It all raises the question: Why would Alphabet want to do this? Why make an upwards of $50 million investment in this seemingly random Canadian neighborhood? The biggest reason is data: Its availability offers immense value to these types of companies. The data to be mined in Toronto represents trillions of dollars of intangible assets that easily outweigh any current or expected investment. Hardly any actual opposition stands in their way, and Sidewalk is taking all the ground they can get in terms of self-governing the entire project. During the public announcement, former Google Executive Chairman Eric Schmidt touted the long-standing goal for “someone to give us a city and put us in charge.” Unlike elected officials or government appointees, there would be very little oversight or accountability coming from regulators, let alone people living in Quayside.
One way Sidewalk is confusing their critics into submission is the hijacking of data typology. Data typology simply refers to the kind of data Sidewalk is trying to collect, and different types are subject to their own level of regulatory scrutiny. In a recent draft proposal, Sidewalk actually creates a new type called “Urban Data” for regulators to puzzle over. The ambiguity of this term is further complicated by the fact that it includes data ranging from CCTV camera footage to thermostat usage. Though “data laundering,” whereby criminals disguise the proceeds from illegal activities by “mixing” it with money from cleaner sources, is already used in cybersecurity to describe the sale of illegally mined data, the analogy works well for the massive amounts of data to be collected in Toronto, too. Sidewalk is placing more benign data types alongside more valuable, sensitive personal information and placing them all under the umbrella of Urban Data with its own unique set of rules. As long as Sidewalk has the ability to set its own guidelines, it will employ a healthy amount of obscurity as a tool against regulation.

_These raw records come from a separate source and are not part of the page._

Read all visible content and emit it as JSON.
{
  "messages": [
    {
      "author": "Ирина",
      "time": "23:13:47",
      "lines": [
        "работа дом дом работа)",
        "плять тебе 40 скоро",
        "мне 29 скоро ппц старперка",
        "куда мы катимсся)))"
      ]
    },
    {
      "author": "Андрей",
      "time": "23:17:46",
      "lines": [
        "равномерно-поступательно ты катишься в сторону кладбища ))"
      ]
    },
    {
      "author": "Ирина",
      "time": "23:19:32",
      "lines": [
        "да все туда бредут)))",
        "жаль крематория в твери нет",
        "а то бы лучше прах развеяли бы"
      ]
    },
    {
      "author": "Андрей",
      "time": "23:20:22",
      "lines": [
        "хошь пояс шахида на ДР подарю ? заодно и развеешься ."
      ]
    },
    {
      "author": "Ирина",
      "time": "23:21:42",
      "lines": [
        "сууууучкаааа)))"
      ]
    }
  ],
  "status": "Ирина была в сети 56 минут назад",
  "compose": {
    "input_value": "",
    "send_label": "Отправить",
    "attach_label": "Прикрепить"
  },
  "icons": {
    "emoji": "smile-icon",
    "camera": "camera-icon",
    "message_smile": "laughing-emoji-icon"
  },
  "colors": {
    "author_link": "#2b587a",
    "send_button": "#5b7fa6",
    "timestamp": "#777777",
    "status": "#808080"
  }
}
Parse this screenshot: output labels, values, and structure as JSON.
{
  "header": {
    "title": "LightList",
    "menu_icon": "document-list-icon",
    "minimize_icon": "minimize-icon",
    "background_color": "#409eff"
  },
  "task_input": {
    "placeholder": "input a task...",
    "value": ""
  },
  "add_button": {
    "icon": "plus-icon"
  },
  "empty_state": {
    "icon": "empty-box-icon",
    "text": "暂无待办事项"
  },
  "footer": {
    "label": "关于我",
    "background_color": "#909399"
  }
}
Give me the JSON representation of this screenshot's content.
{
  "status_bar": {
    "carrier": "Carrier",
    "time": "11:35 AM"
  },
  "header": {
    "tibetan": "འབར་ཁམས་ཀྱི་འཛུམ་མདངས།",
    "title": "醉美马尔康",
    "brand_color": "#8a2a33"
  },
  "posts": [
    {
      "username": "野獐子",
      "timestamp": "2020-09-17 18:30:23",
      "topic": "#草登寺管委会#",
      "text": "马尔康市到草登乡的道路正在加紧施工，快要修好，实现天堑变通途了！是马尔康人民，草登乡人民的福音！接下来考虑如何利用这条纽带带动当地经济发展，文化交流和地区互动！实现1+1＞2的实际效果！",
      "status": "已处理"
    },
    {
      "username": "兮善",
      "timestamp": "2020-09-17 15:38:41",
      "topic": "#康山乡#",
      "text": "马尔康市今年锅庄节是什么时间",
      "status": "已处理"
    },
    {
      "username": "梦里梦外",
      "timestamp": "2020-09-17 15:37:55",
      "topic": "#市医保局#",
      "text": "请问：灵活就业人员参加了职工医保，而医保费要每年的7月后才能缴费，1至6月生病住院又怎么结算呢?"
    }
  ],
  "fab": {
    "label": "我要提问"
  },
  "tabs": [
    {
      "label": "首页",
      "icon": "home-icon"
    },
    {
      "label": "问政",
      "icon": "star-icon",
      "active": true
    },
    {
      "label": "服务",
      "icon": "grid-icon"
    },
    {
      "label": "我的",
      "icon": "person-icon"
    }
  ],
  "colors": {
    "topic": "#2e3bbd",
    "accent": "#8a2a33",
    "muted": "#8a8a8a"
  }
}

Another major issue with the Toronto project is the role of intellectual property. Though residents may benefit from the amenities and quality of life on offer, businesses that work with Sidewalk may lose the ability to license their IP externally. In July, a “plan development agreement” between Waterfront Toronto and Sidewalk outlined how Waterfront Toronto could benefit from a stake in the project’s IP. Conversely, a design-procurement document obtained by a Canadian news outlet in August showed Sidewalk asking potential consultants to cede their IP rights, or at least to give them exclusive, royalty-free, worldwide license to the rights. Sidewalk’s manipulation of other entities — whether they be government agencies, private companies or the citizens of Toronto — shows their unrestrained influence in the project.
Whatever the outcome of the Sidewalk Toronto project, its legal framework will serve as the benchmark for future data-driven urban innovation projects. Let it be a framework that not only encourages innovation, but fairness and safety with regard to all parties involved.
Alex Satola can be reached at firstname.lastname@example.org.